- What this task involves
Scan the data for lines with "screenshot" and report the count by itself.

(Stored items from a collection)
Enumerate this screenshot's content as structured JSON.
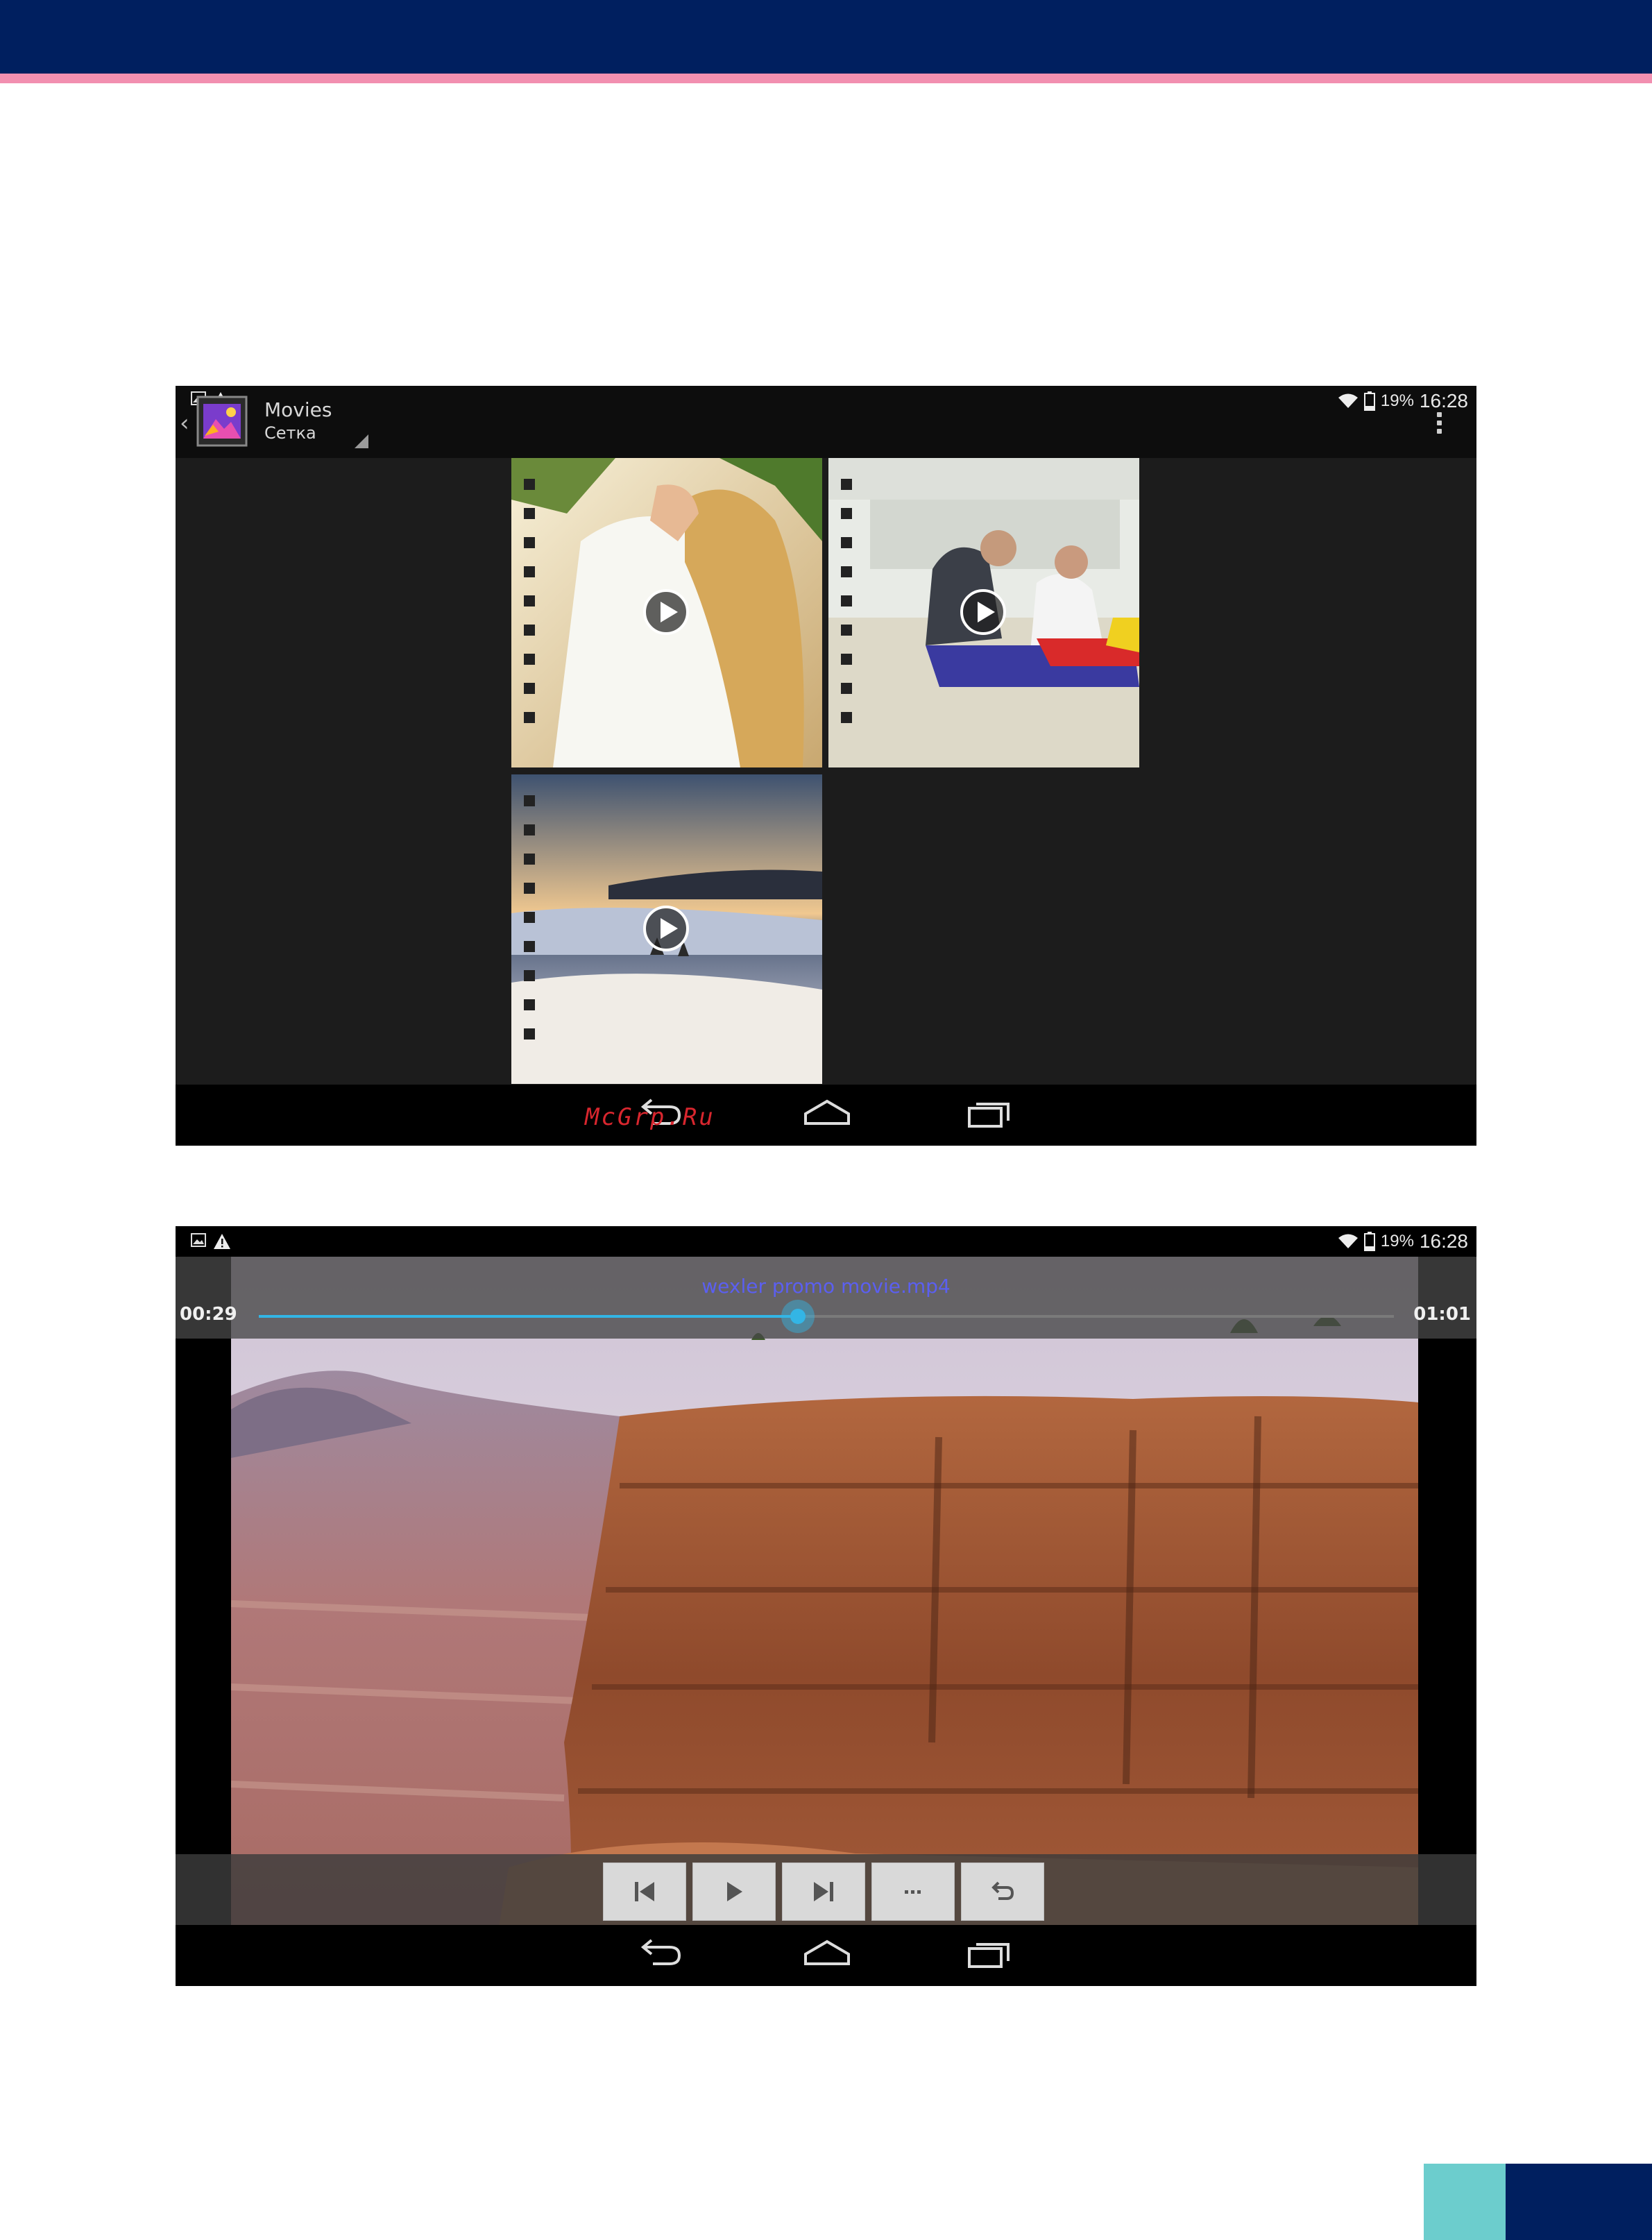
{
  "gallery": {
    "status_bar": {
      "battery_percent": "19%",
      "time": "16:28"
    },
    "action_bar": {
      "title": "Movies",
      "subtitle": "Сетка"
    },
    "thumbnails": [
      {
        "icon": "play-icon"
      },
      {
        "icon": "play-icon"
      },
      {
        "icon": "play-icon"
      }
    ]
  },
  "watermark": "McGrp.Ru",
  "player": {
    "status_bar": {
      "battery_percent": "19%",
      "time": "16:28"
    },
    "title": "wexler promo movie.mp4",
    "elapsed": "00:29",
    "duration": "01:01",
    "progress_fraction": 0.475,
    "controls": [
      "previous-icon",
      "play-icon",
      "next-icon",
      "more-icon",
      "repeat-icon"
    ]
  },
  "colors": {
    "accent": "#33b5e5",
    "header_band": "#001f5f",
    "pink_strip": "#f28fb0",
    "teal": "#6ccdcd"
  }
}
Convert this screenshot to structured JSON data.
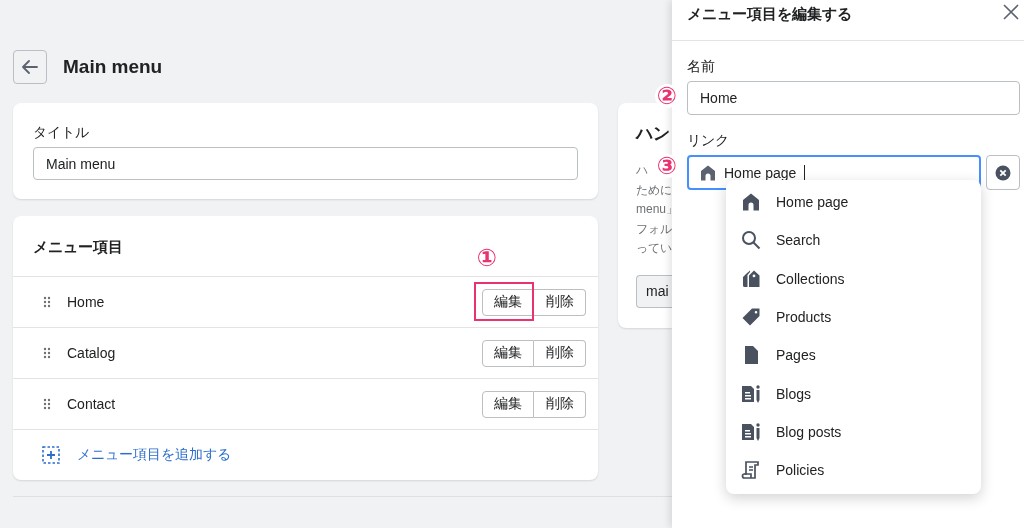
{
  "page": {
    "title": "Main menu"
  },
  "title_card": {
    "label": "タイトル",
    "value": "Main menu"
  },
  "menu_card": {
    "heading": "メニュー項目",
    "items": [
      {
        "name": "Home",
        "edit": "編集",
        "delete": "削除",
        "highlighted": true
      },
      {
        "name": "Catalog",
        "edit": "編集",
        "delete": "削除",
        "highlighted": false
      },
      {
        "name": "Contact",
        "edit": "編集",
        "delete": "削除",
        "highlighted": false
      }
    ],
    "add_link": "メニュー項目を追加する"
  },
  "handle_card": {
    "title": "ハン",
    "lines": [
      "ハ",
      "ために",
      "menu」",
      "フォル",
      "ってい"
    ],
    "button": "mai"
  },
  "drawer": {
    "title": "メニュー項目を編集する",
    "name_label": "名前",
    "name_value": "Home",
    "link_label": "リンク",
    "link_value": "Home page",
    "link_focused": true,
    "options": [
      {
        "label": "Home page",
        "kind": "home"
      },
      {
        "label": "Search",
        "kind": "search"
      },
      {
        "label": "Collections",
        "kind": "collections"
      },
      {
        "label": "Products",
        "kind": "product"
      },
      {
        "label": "Pages",
        "kind": "page"
      },
      {
        "label": "Blogs",
        "kind": "blog"
      },
      {
        "label": "Blog posts",
        "kind": "blog"
      },
      {
        "label": "Policies",
        "kind": "policy"
      }
    ]
  },
  "annotations": [
    {
      "label": "①"
    },
    {
      "label": "②"
    },
    {
      "label": "③"
    }
  ]
}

- Answer space
2